By John Minnis

Legal News

I have had the opportunity to write about two great men in as many weeks: Ernie Harwell and Judge Damon J. Keith. Like the characters in SNL’s “Wayne’s World,” I feel so unworthy.

Harwell, of course, was the universally liked and admired “Voice of the Detroit Tigers,” who died May 4.

Keith is senior judge of the U.S. Court of Appeals, Sixth Circuit, in Detroit. Ground was broken Monday, May 17, for a building to bear his name adjacent to the Wayne State University Law School.

At the ceremony, with more than 600 of his friends, supporters and fellow members of the judiciary present, Keith said he hoped the The Damon J. Keith Center for Civil Rights would be guided by the four words chiseled over the entrance to the U.S. Supreme Court: Equal Justice Under Law.

Keith said those words have guided him throughout his judicial career. That is saying something.

Keith earned his law degree from Howard University in 1949 after earning a B.A. at West Virginia State College. He also went on to earn an LL.M. at Wayne Law in 1956. One of Detroit’s “native sons,” Keith is a Northwestern High School graduate, Class of 1939, and the first in his family to go to college.

He married Rachel Boone, a medical doctor, in 1953. They had three daughters. Keith has been a widower for 3 1/2 years.

At the time of taking the bar exam, he swept floors at The Detroit News.

President Johnson nominated Keith to the U.S. District Court for the Eastern District of Michigan in 1967. Ten years later, he would leave as chief judge when President Jimmy Carter nominated him to the U.S. Court of Appeals, Sixth Circuit.

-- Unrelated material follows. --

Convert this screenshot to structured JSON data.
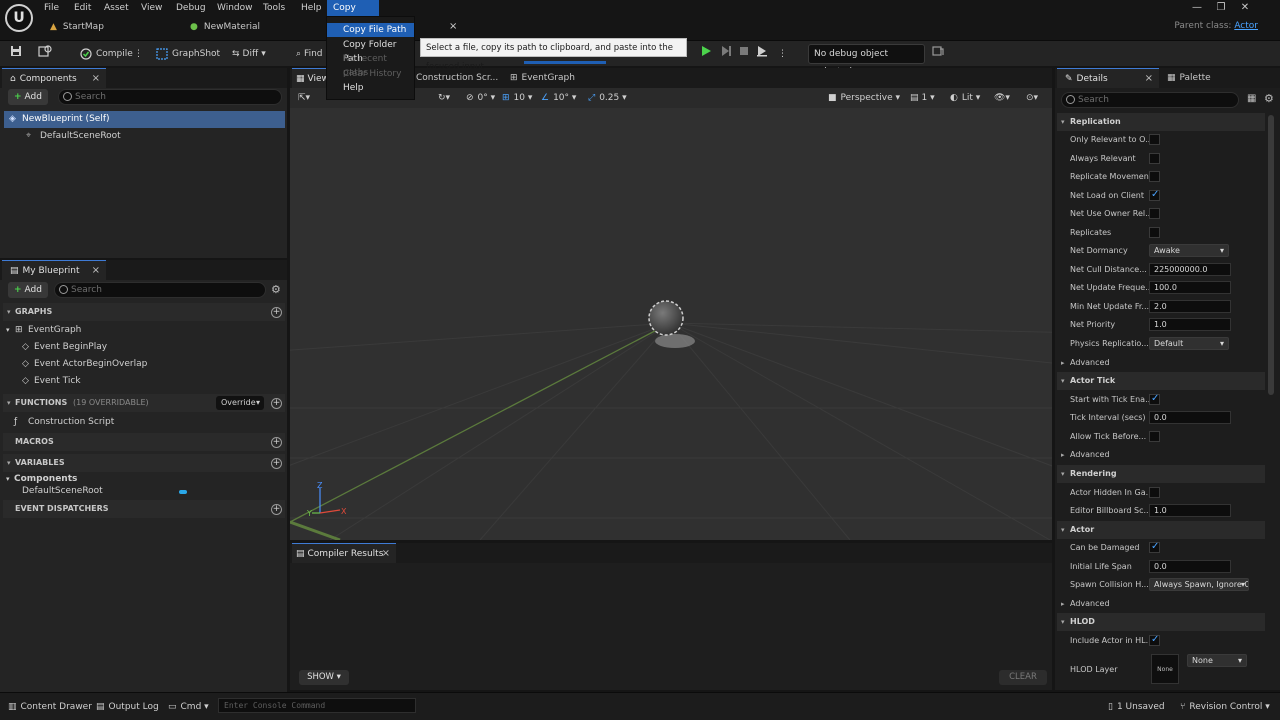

He changed jobs, but not buildings. In fact, Keith was the impetus behind the Presidents Wall, a new display at the Theodore Levin U.S. Courthouse unveiled on Law Day. Keith had observed to Chief Judge Gerald Rosen that there were no pictures of the president in the courthouse. To remedy the situation and not show partiality, it was decided, after Judge Rosen’s son had suggested it, to have a historical display of all the presidents.

Judge Keith was asked at the time why Law Day was important. He responded, as he always does, because of the four words on the U.S. Supreme Court: Equal Justice Under Law.

At the Wayne Law groundbreaking, U.S. Attorney General Eric Holder cited Keith’s unwavering “fidelity to the U.S. Constitution.” Keith has stood up for the civil rights of all people, including suspected terrorists.

During the aftermath of 9/11, Judge Keith stood up to President George W. Bush, ruling In Detroit Free Press v. Ashcroft that it was unlawful for the Bush administration to conduct deportation hearings in secret whenever the government asserted that the people involved might be linked to terrorism. Writing for a unanimous U.S. Court of Appeals panel, Keith declared, “Democracies die behind closed doors.” For that, New York Times columnist Bob Herbert called Keith an “American hero.”

Three decades earlier, Judge Keith stood up to President Nixon, declaring warrantless wiretaps a violation of the Fourth Amendment. To this day, the ruling is known as the “Keith Decision.”

Keith exposed systematic racial discrimination at Detroit Edison. He found school segregation in Pontiac and ordered citywide busing.

By standing up to presidents, huge corporations and big-city schools, Keith showed extraordinary courage.

As a community leader, Keith roused business leaders to provide safe housing for civil rights icon Rosa Parks after her home was broken into and she was assaulted. He again rallied these same business leaders to save the Charles H. Wright Museum of African-American History from bankruptcy.

But despite all these great accomplishments — in themselves enough to warrant greatness — Judge Keith, like Ernie Harwell, was esteemed not just for his deeds but also for the intrinsic man that he is. Give us a handful of Harwells and Keiths, and Detroit — and the world — would be a far better place.